Once you have read the data below, set it all down again exactly.

Element data from apps and pages
::::
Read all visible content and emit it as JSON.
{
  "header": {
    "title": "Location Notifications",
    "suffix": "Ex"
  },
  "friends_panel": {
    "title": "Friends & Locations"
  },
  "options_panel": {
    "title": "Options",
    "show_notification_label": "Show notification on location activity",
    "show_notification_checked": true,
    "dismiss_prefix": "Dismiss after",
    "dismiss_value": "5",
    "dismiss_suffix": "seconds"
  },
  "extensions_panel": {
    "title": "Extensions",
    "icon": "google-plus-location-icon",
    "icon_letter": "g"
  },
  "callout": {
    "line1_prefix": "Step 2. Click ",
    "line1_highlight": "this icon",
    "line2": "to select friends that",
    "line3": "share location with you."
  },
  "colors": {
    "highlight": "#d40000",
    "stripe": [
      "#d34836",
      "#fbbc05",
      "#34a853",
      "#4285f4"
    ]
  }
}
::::
SOLVED PROBLEM -
Read all visible content and emit it as JSON.
{
  "header": {
    "title": "Location Notifications",
    "suffix": "Ex"
  },
  "friends_panel": {
    "title": "Friends & Locations"
  },
  "options_panel": {
    "title": "Options",
    "show_notification_label": "Show notification on location activity",
    "show_notification_checked": true,
    "dismiss_prefix": "Dismiss after",
    "dismiss_value": "5",
    "dismiss_suffix": "seconds"
  },
  "extensions_panel": {
    "title": "Extensions",
    "icon": "google-plus-location-icon",
    "icon_letter": "g"
  },
  "callout": {
    "line1_prefix": "Step 2. Click ",
    "line1_highlight": "this icon",
    "line2": "to select friends that",
    "line3": "share location with you."
  },
  "colors": {
    "highlight": "#d40000",
    "stripe": [
      "#d34836",
      "#fbbc05",
      "#34a853",
      "#4285f4"
    ]
  }
}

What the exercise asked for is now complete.